» WORK INSTRUCTIONS: Every entry must be given again exactly. Include no pictures.

Excerpts from a dataset
★ ★ ★
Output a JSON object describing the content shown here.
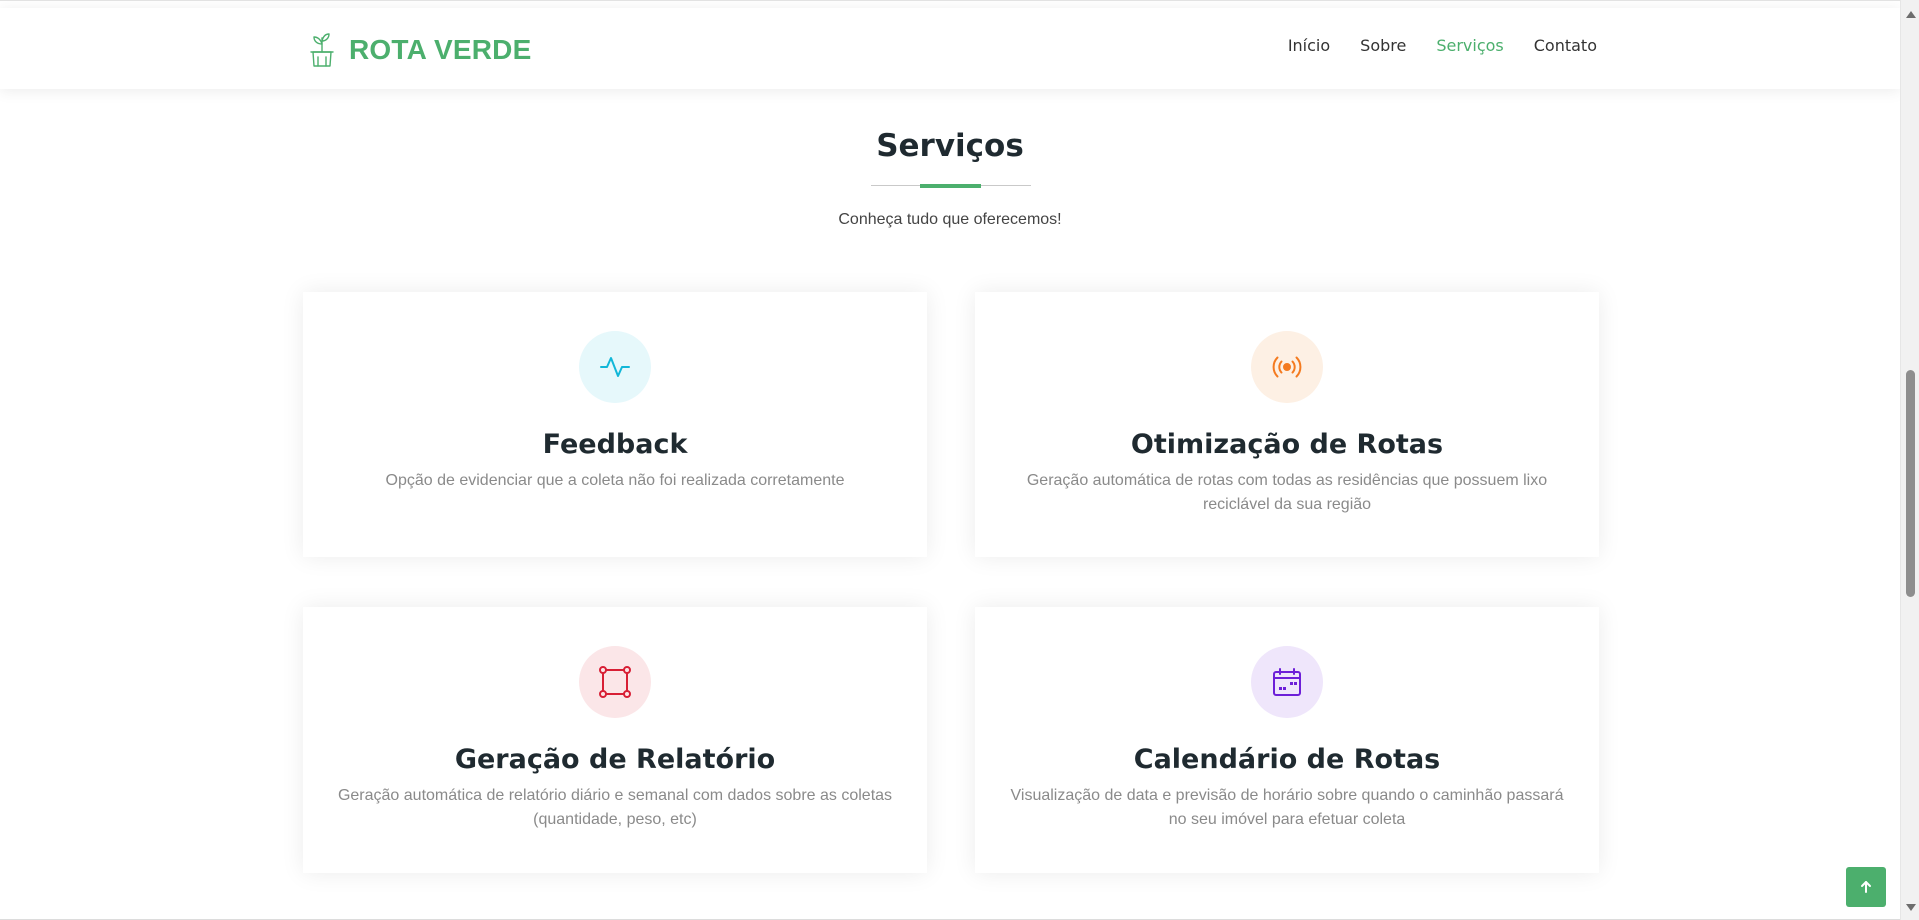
{
  "brand": {
    "name": "ROTA VERDE",
    "icon": "plant-box-icon",
    "color": "#4caf6d"
  },
  "nav": [
    {
      "label": "Início",
      "active": false
    },
    {
      "label": "Sobre",
      "active": false
    },
    {
      "label": "Serviços",
      "active": true
    },
    {
      "label": "Contato",
      "active": false
    }
  ],
  "section": {
    "title": "Serviços",
    "subtitle": "Conheça tudo que oferecemos!"
  },
  "services": [
    {
      "icon": "activity-pulse-icon",
      "icon_color": "#11b7d8",
      "icon_bg": "#e6f8fb",
      "title": "Feedback",
      "description": "Opção de evidenciar que a coleta não foi realizada corretamente"
    },
    {
      "icon": "broadcast-icon",
      "icon_color": "#f47a1f",
      "icon_bg": "#fdf0e4",
      "title": "Otimização de Rotas",
      "description": "Geração automática de rotas com todas as residências que possuem lixo reciclável da sua região"
    },
    {
      "icon": "bounding-box-icon",
      "icon_color": "#d81f35",
      "icon_bg": "#fbe6e8",
      "title": "Geração de Relatório",
      "description": "Geração automática de relatório diário e semanal com dados sobre as coletas (quantidade, peso, etc)"
    },
    {
      "icon": "calendar-icon",
      "icon_color": "#6d1fd8",
      "icon_bg": "#efe6fb",
      "title": "Calendário de Rotas",
      "description": "Visualização de data e previsão de horário sobre quando o caminhão passará no seu imóvel para efetuar coleta"
    }
  ],
  "back_to_top": {
    "icon": "arrow-up-icon"
  }
}
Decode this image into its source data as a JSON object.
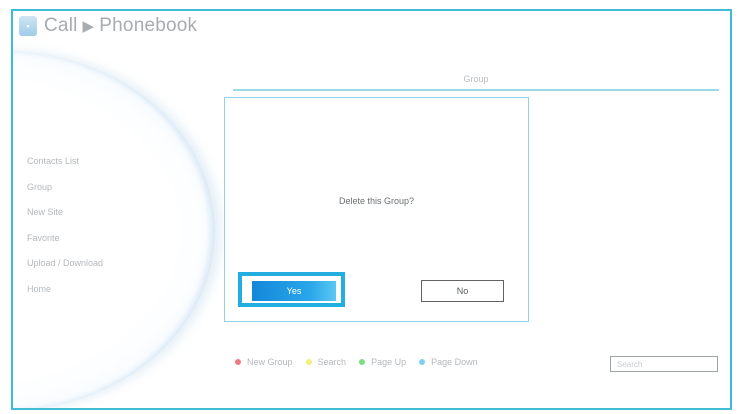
{
  "breadcrumb": {
    "app": "Call",
    "separator": "▶",
    "page": "Phonebook"
  },
  "section_title": "Group",
  "sidebar": {
    "items": [
      {
        "label": "Contacts List"
      },
      {
        "label": "Group"
      },
      {
        "label": "New Site"
      },
      {
        "label": "Favorite"
      },
      {
        "label": "Upload / Download"
      },
      {
        "label": "Home"
      }
    ]
  },
  "dialog": {
    "message": "Delete this Group?",
    "yes_label": "Yes",
    "no_label": "No"
  },
  "softkeys": [
    {
      "label": "New Group",
      "color": "#f07a84"
    },
    {
      "label": "Search",
      "color": "#f3ef7c"
    },
    {
      "label": "Page Up",
      "color": "#7ddc86"
    },
    {
      "label": "Page Down",
      "color": "#7fd0f2"
    }
  ],
  "search": {
    "placeholder": "Search"
  },
  "colors": {
    "accent": "#22aee0",
    "frame": "#3fbcd6",
    "yes_button": "#1f98e2"
  }
}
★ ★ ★
» THE COMPLETED TASK:
Output a JSON object describing the content shown here.
{
  "brand": {
    "name": "ROTA VERDE",
    "icon": "plant-box-icon",
    "color": "#4caf6d"
  },
  "nav": [
    {
      "label": "Início",
      "active": false
    },
    {
      "label": "Sobre",
      "active": false
    },
    {
      "label": "Serviços",
      "active": true
    },
    {
      "label": "Contato",
      "active": false
    }
  ],
  "section": {
    "title": "Serviços",
    "subtitle": "Conheça tudo que oferecemos!"
  },
  "services": [
    {
      "icon": "activity-pulse-icon",
      "icon_color": "#11b7d8",
      "icon_bg": "#e6f8fb",
      "title": "Feedback",
      "description": "Opção de evidenciar que a coleta não foi realizada corretamente"
    },
    {
      "icon": "broadcast-icon",
      "icon_color": "#f47a1f",
      "icon_bg": "#fdf0e4",
      "title": "Otimização de Rotas",
      "description": "Geração automática de rotas com todas as residências que possuem lixo reciclável da sua região"
    },
    {
      "icon": "bounding-box-icon",
      "icon_color": "#d81f35",
      "icon_bg": "#fbe6e8",
      "title": "Geração de Relatório",
      "description": "Geração automática de relatório diário e semanal com dados sobre as coletas (quantidade, peso, etc)"
    },
    {
      "icon": "calendar-icon",
      "icon_color": "#6d1fd8",
      "icon_bg": "#efe6fb",
      "title": "Calendário de Rotas",
      "description": "Visualização de data e previsão de horário sobre quando o caminhão passará no seu imóvel para efetuar coleta"
    }
  ],
  "back_to_top": {
    "icon": "arrow-up-icon"
  }
}
Decode this image into its source data as a JSON object.
{
  "breadcrumb": {
    "app": "Call",
    "separator": "▶",
    "page": "Phonebook"
  },
  "section_title": "Group",
  "sidebar": {
    "items": [
      {
        "label": "Contacts List"
      },
      {
        "label": "Group"
      },
      {
        "label": "New Site"
      },
      {
        "label": "Favorite"
      },
      {
        "label": "Upload / Download"
      },
      {
        "label": "Home"
      }
    ]
  },
  "dialog": {
    "message": "Delete this Group?",
    "yes_label": "Yes",
    "no_label": "No"
  },
  "softkeys": [
    {
      "label": "New Group",
      "color": "#f07a84"
    },
    {
      "label": "Search",
      "color": "#f3ef7c"
    },
    {
      "label": "Page Up",
      "color": "#7ddc86"
    },
    {
      "label": "Page Down",
      "color": "#7fd0f2"
    }
  ],
  "search": {
    "placeholder": "Search"
  },
  "colors": {
    "accent": "#22aee0",
    "frame": "#3fbcd6",
    "yes_button": "#1f98e2"
  }
}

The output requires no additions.